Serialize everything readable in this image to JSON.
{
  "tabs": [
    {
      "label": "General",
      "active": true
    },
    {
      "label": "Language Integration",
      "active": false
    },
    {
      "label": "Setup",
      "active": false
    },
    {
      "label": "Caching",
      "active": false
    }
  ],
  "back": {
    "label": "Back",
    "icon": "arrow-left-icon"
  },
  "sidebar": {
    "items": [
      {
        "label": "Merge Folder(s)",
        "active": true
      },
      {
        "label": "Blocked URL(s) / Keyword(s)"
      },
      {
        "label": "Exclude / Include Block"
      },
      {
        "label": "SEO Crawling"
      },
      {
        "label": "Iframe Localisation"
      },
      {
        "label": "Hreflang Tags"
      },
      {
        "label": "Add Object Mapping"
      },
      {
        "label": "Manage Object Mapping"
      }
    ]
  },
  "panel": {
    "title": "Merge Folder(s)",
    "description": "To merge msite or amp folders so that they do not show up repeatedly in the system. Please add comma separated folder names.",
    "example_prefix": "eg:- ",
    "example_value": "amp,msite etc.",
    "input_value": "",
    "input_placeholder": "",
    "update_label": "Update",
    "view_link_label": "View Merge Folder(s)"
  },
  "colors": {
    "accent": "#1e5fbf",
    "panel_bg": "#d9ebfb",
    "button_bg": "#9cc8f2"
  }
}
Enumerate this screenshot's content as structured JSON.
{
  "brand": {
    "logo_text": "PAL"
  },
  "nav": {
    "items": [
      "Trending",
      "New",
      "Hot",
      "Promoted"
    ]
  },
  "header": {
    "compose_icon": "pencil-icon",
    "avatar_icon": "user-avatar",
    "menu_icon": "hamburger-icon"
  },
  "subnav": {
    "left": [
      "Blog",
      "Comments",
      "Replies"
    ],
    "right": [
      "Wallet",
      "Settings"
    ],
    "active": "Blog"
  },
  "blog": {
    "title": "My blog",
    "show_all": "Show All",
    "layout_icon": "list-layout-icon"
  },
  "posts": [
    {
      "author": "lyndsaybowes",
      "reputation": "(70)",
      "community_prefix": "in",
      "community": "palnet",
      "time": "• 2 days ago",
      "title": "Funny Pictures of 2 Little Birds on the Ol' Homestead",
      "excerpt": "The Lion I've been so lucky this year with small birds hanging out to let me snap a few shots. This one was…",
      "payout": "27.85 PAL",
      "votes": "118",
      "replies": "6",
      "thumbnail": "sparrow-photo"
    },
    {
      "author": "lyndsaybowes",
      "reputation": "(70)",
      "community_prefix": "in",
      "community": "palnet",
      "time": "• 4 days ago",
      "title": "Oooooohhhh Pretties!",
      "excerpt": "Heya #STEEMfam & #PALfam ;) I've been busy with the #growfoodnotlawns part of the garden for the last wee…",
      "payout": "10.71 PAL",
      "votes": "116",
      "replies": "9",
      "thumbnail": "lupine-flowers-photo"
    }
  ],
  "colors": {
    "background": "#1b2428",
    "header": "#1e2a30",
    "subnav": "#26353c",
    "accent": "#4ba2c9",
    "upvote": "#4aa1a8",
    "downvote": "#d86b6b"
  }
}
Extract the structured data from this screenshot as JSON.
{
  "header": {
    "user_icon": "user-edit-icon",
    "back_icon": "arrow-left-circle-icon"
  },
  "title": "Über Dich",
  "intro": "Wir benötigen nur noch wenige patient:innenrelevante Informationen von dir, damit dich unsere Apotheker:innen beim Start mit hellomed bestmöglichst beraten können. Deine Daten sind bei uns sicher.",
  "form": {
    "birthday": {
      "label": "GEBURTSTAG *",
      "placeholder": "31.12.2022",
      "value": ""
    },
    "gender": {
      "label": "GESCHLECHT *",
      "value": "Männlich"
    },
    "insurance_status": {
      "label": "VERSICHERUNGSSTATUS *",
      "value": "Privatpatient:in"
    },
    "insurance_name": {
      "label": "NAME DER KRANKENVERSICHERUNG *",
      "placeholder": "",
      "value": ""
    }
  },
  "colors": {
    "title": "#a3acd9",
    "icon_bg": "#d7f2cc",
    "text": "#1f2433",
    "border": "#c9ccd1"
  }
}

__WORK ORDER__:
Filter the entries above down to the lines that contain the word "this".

__RESPONSE TO THE TASK__:
Serialize everything readable in this image to JSON.
Enumerate this screenshot's content as structured JSON.
      "excerpt": "The Lion I've been so lucky this year with small birds hanging out to let me snap a few shots. This one was…",
Extract the structured data from this screenshot as JSON.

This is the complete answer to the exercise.